Work to complete: Below are some records; reproduce every one of them exactly.

(Dataset rows describing interfaces)
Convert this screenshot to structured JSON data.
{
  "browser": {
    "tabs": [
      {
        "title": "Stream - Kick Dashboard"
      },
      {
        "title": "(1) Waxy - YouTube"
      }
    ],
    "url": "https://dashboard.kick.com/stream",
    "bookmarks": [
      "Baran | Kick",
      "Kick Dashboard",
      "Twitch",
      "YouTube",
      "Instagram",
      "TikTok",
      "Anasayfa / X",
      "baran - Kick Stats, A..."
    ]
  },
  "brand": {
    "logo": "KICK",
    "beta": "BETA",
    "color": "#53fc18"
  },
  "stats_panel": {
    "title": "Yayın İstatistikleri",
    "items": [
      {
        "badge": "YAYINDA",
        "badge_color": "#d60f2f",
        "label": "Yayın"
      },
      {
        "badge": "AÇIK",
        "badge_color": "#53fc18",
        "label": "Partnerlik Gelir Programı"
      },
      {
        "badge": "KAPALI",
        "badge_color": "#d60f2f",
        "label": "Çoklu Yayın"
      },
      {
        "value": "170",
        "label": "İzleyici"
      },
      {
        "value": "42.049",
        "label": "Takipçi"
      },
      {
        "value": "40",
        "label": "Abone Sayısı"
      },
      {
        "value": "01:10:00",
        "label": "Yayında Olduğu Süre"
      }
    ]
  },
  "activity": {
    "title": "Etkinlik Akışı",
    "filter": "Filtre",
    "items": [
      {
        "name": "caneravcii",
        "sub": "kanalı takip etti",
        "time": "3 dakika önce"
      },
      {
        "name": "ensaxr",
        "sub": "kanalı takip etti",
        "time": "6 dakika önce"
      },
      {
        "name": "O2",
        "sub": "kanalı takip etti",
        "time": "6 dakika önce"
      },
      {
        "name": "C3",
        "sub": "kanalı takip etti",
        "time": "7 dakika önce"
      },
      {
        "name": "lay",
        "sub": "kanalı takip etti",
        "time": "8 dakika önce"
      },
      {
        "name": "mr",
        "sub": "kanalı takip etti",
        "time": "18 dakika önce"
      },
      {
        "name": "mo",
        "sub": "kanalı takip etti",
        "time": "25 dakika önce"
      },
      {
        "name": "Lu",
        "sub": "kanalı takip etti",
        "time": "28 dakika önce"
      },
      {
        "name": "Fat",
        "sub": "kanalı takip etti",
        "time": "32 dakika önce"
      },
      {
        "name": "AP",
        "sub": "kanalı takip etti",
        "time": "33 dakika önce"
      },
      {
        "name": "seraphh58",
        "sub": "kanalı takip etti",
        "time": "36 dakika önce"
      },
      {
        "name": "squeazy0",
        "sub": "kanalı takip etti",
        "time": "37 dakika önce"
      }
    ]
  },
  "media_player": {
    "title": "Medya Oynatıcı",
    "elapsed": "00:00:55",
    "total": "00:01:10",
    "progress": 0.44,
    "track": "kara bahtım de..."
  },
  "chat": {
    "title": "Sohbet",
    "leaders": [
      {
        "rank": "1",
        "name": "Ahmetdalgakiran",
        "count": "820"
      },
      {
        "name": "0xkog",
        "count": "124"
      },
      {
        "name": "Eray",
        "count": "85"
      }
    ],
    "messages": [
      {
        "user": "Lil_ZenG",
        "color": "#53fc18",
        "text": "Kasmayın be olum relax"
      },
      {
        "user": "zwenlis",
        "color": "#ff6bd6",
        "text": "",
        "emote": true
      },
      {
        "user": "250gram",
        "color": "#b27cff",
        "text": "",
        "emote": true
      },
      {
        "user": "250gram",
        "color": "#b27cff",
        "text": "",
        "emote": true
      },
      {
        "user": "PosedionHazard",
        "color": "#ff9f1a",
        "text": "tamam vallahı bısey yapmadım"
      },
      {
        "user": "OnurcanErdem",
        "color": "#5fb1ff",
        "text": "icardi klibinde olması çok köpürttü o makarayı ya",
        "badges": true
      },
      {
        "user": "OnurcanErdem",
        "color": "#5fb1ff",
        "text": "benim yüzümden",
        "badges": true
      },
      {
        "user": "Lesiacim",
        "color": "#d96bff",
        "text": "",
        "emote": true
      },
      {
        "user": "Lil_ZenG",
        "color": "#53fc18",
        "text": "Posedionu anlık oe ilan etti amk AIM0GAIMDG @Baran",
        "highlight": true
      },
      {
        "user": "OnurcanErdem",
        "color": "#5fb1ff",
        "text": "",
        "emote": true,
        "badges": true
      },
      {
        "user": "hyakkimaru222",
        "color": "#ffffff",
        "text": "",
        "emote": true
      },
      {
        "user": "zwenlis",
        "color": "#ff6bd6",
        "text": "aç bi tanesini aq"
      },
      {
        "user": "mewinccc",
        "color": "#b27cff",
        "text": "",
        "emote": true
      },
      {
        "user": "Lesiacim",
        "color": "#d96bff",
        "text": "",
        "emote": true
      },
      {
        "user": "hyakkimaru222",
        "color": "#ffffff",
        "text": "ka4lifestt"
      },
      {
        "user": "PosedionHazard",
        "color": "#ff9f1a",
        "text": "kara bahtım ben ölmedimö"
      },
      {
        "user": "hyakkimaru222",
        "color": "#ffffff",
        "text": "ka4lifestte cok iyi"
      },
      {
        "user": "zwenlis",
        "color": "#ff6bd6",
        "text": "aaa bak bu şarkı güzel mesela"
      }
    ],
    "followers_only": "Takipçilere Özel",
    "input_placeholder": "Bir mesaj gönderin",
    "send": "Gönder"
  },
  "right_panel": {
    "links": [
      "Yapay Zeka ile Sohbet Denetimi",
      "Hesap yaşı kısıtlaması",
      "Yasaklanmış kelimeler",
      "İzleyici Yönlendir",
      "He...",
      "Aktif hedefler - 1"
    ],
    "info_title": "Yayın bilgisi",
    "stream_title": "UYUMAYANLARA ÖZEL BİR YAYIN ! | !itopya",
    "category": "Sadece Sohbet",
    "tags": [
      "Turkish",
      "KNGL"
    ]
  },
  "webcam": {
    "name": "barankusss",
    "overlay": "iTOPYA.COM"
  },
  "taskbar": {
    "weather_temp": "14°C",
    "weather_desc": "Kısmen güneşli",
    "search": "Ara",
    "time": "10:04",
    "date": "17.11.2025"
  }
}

Solution for this problem:
Convert this screenshot to structured JSON data.
{
  "browser": {
    "tabs": [
      {
        "title": "Stream - Kick Dashboard"
      },
      {
        "title": "(1) Waxy - YouTube"
      }
    ],
    "url": "https://dashboard.kick.com/stream",
    "bookmarks": [
      "Baran | Kick",
      "Kick Dashboard",
      "Twitch",
      "YouTube",
      "Instagram",
      "TikTok",
      "Anasayfa / X",
      "baran - Kick Stats, A..."
    ]
  },
  "brand": {
    "logo": "KICK",
    "beta": "BETA",
    "color": "#53fc18"
  },
  "stats_panel": {
    "title": "Yayın İstatistikleri",
    "items": [
      {
        "badge": "YAYINDA",
        "badge_color": "#d60f2f",
        "label": "Yayın"
      },
      {
        "badge": "AÇIK",
        "badge_color": "#53fc18",
        "label": "Partnerlik Gelir Programı"
      },
      {
        "badge": "KAPALI",
        "badge_color": "#d60f2f",
        "label": "Çoklu Yayın"
      },
      {
        "value": "170",
        "label": "İzleyici"
      },
      {
        "value": "42.049",
        "label": "Takipçi"
      },
      {
        "value": "40",
        "label": "Abone Sayısı"
      },
      {
        "value": "01:10:00",
        "label": "Yayında Olduğu Süre"
      }
    ]
  },
  "activity": {
    "title": "Etkinlik Akışı",
    "filter": "Filtre",
    "items": [
      {
        "name": "caneravcii",
        "sub": "kanalı takip etti",
        "time": "3 dakika önce"
      },
      {
        "name": "ensaxr",
        "sub": "kanalı takip etti",
        "time": "6 dakika önce"
      },
      {
        "name": "O2",
        "sub": "kanalı takip etti",
        "time": "6 dakika önce"
      },
      {
        "name": "C3",
        "sub": "kanalı takip etti",
        "time": "7 dakika önce"
      },
      {
        "name": "lay",
        "sub": "kanalı takip etti",
        "time": "8 dakika önce"
      },
      {
        "name": "mr",
        "sub": "kanalı takip etti",
        "time": "18 dakika önce"
      },
      {
        "name": "mo",
        "sub": "kanalı takip etti",
        "time": "25 dakika önce"
      },
      {
        "name": "Lu",
        "sub": "kanalı takip etti",
        "time": "28 dakika önce"
      },
      {
        "name": "Fat",
        "sub": "kanalı takip etti",
        "time": "32 dakika önce"
      },
      {
        "name": "AP",
        "sub": "kanalı takip etti",
        "time": "33 dakika önce"
      },
      {
        "name": "seraphh58",
        "sub": "kanalı takip etti",
        "time": "36 dakika önce"
      },
      {
        "name": "squeazy0",
        "sub": "kanalı takip etti",
        "time": "37 dakika önce"
      }
    ]
  },
  "media_player": {
    "title": "Medya Oynatıcı",
    "elapsed": "00:00:55",
    "total": "00:01:10",
    "progress": 0.44,
    "track": "kara bahtım de..."
  },
  "chat": {
    "title": "Sohbet",
    "leaders": [
      {
        "rank": "1",
        "name": "Ahmetdalgakiran",
        "count": "820"
      },
      {
        "name": "0xkog",
        "count": "124"
      },
      {
        "name": "Eray",
        "count": "85"
      }
    ],
    "messages": [
      {
        "user": "Lil_ZenG",
        "color": "#53fc18",
        "text": "Kasmayın be olum relax"
      },
      {
        "user": "zwenlis",
        "color": "#ff6bd6",
        "text": "",
        "emote": true
      },
      {
        "user": "250gram",
        "color": "#b27cff",
        "text": "",
        "emote": true
      },
      {
        "user": "250gram",
        "color": "#b27cff",
        "text": "",
        "emote": true
      },
      {
        "user": "PosedionHazard",
        "color": "#ff9f1a",
        "text": "tamam vallahı bısey yapmadım"
      },
      {
        "user": "OnurcanErdem",
        "color": "#5fb1ff",
        "text": "icardi klibinde olması çok köpürttü o makarayı ya",
        "badges": true
      },
      {
        "user": "OnurcanErdem",
        "color": "#5fb1ff",
        "text": "benim yüzümden",
        "badges": true
      },
      {
        "user": "Lesiacim",
        "color": "#d96bff",
        "text": "",
        "emote": true
      },
      {
        "user": "Lil_ZenG",
        "color": "#53fc18",
        "text": "Posedionu anlık oe ilan etti amk AIM0GAIMDG @Baran",
        "highlight": true
      },
      {
        "user": "OnurcanErdem",
        "color": "#5fb1ff",
        "text": "",
        "emote": true,
        "badges": true
      },
      {
        "user": "hyakkimaru222",
        "color": "#ffffff",
        "text": "",
        "emote": true
      },
      {
        "user": "zwenlis",
        "color": "#ff6bd6",
        "text": "aç bi tanesini aq"
      },
      {
        "user": "mewinccc",
        "color": "#b27cff",
        "text": "",
        "emote": true
      },
      {
        "user": "Lesiacim",
        "color": "#d96bff",
        "text": "",
        "emote": true
      },
      {
        "user": "hyakkimaru222",
        "color": "#ffffff",
        "text": "ka4lifestt"
      },
      {
        "user": "PosedionHazard",
        "color": "#ff9f1a",
        "text": "kara bahtım ben ölmedimö"
      },
      {
        "user": "hyakkimaru222",
        "color": "#ffffff",
        "text": "ka4lifestte cok iyi"
      },
      {
        "user": "zwenlis",
        "color": "#ff6bd6",
        "text": "aaa bak bu şarkı güzel mesela"
      }
    ],
    "followers_only": "Takipçilere Özel",
    "input_placeholder": "Bir mesaj gönderin",
    "send": "Gönder"
  },
  "right_panel": {
    "links": [
      "Yapay Zeka ile Sohbet Denetimi",
      "Hesap yaşı kısıtlaması",
      "Yasaklanmış kelimeler",
      "İzleyici Yönlendir",
      "He...",
      "Aktif hedefler - 1"
    ],
    "info_title": "Yayın bilgisi",
    "stream_title": "UYUMAYANLARA ÖZEL BİR YAYIN ! | !itopya",
    "category": "Sadece Sohbet",
    "tags": [
      "Turkish",
      "KNGL"
    ]
  },
  "webcam": {
    "name": "barankusss",
    "overlay": "iTOPYA.COM"
  },
  "taskbar": {
    "weather_temp": "14°C",
    "weather_desc": "Kısmen güneşli",
    "search": "Ara",
    "time": "10:04",
    "date": "17.11.2025"
  }
}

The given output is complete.